This is another famous German sausage made from pork. Different areas make their bratwurst differently. In Nurnberg, the bratwurst is made thin and short while in other areas it is bigger and has higher fat content. The bratwurst is an almost mandatory feature in a German barbecue party.

Folklore has it that monks discovered the Maultaschen when they covered meat with pasta to hide it from God during lent. The stuffing in the Maultaschen can be pork, beef or vegetables. Herbs and spices like nutmeg, parsley, and pepper are added for flavor. The Maultaschen can be fried or boiled but it is a delicacy either way.

Potatoes (Kartoffeln) are a feature in many German meals. The Bratkartoffeln is made by slicing up boiled potatoes, then frying them in a pan with bacon and onions. Watch out for this delicacy but watch your weight, too.

The Best Dishes in Vietnam


Vietnamese dishes can be said to be the hidden culinary treasures of the Far East. There is an astounding variety of dishes that focus heavily on rice, seafood, and plenty of herbs. As a tourist in Vietnam, you get closely acquainted with nuoc cham, which is a combination of garlic, chili, sugar, and lime juice and fish sauce. Whatever dish you are having, you can be sure there will be a bowl of this delightfully tasty sauce to dunk, dip, or sip. Next time you are in Vietnam, try out these dishes.
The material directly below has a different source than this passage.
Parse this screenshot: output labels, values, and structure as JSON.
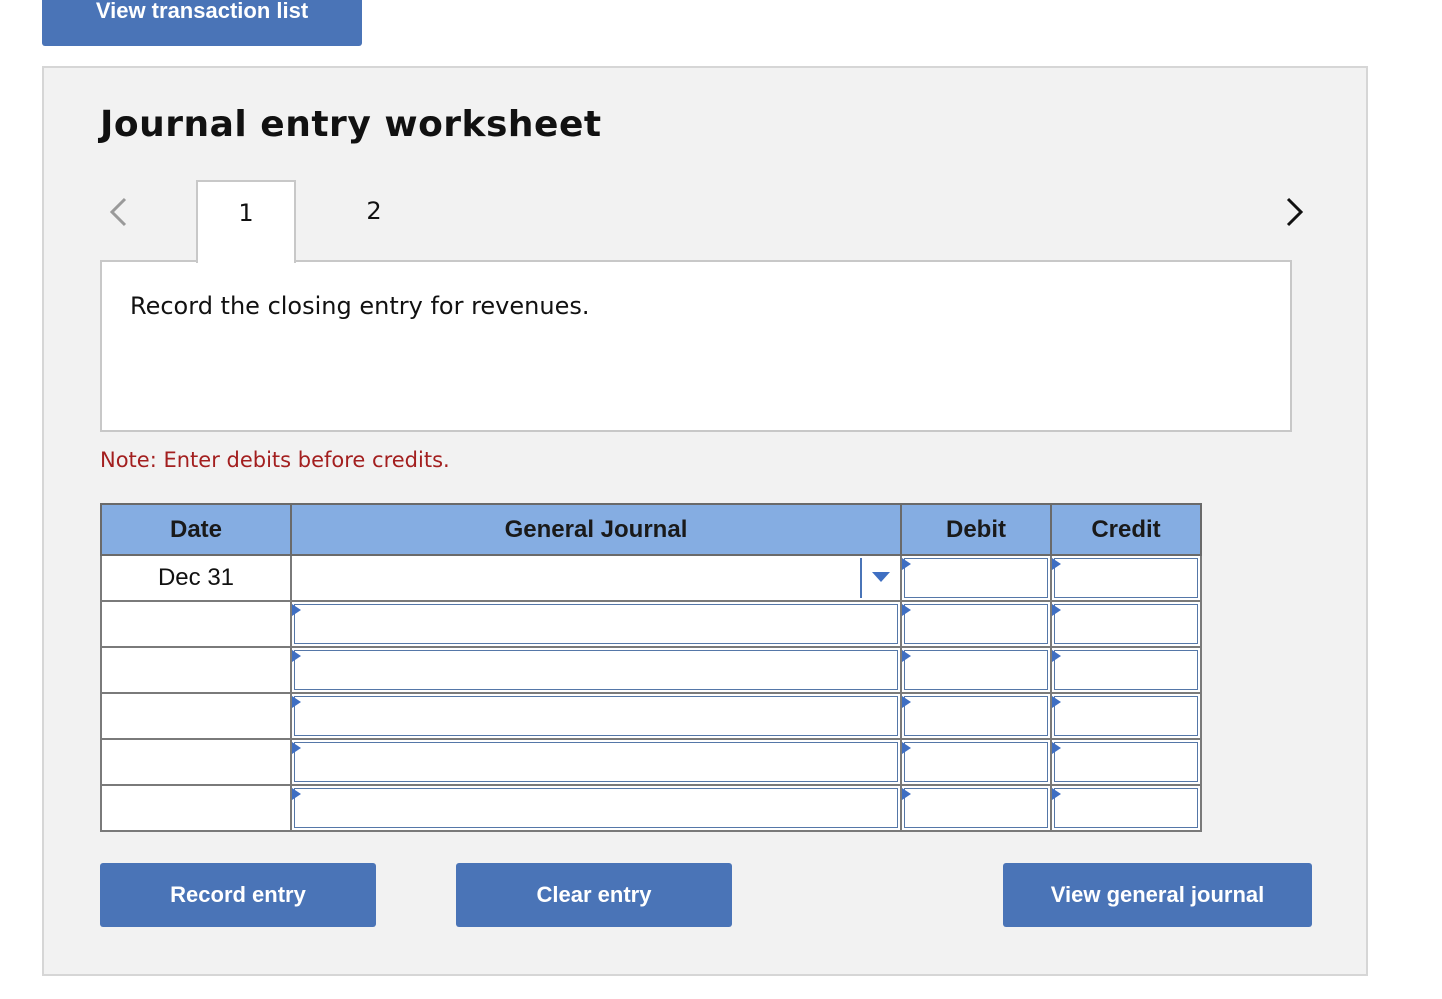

Cao lau
This dish is from central Vietnam and is a dish of thick rice flour noodles, pork rind croutons, and bean sprouts. This is served in a bowl with a light spicy soup with star anise and mint. It is eaten with grilled rice crackers or crispy rice paper topped with thin slices of pork.

Bahn mi
Bahn loosely translates to bread. Bahn Mi is easily the most popular Vietnamese dish known to the world. It is basically a baguette sandwich filled with greens, some meat, and sauce. Bahn Mi carts are ubiquitous in Ho Chi Minh City and other cities.

Goi cuon
This dish is highly popular in Vietnam and is very visually interesting with translucent spring rolls. The rolls are packed with coriander, greens, and a combination of minced pork and shrimp or crab. The rolls are served with a bowl of mint or lettuce. The southern Goi Cuon is made by wrapping barbecued strips of pork with green banana and star fruit.

Bahn Xeo
This loosely translates into ‘sizzling pancake.’ These enormous pancakes contain eggs, shrimp, pork, and bean sprouts. The pancake is wrapped in rice paper and greens. This is dunked into nuoc cham sauce when eating.

This dish is Vietnam’s staple dish. It is eaten at any time of the day—good for breakfast or as a snack. It is basically noodles served in broth. The light broth can be beef- or chicken-flavored with coriander or ginger. Flat rice noodles are added to the broth along with pieces of chicken, beef, or pork.

Cha ca
This is one of the more popular seafood dishes. It is white fish sautéed in butter with onions and dill. It served with rice noodles and a handful of peanuts.

Bun cha
Bun Cha is a Hanoi specialty. It is a small hamburger with pork patties barbecued on an open charcoal grill. The patties are laid on rice noodles and filled with different vegetables. Like so many other things, it is dunked in the nuoc cham.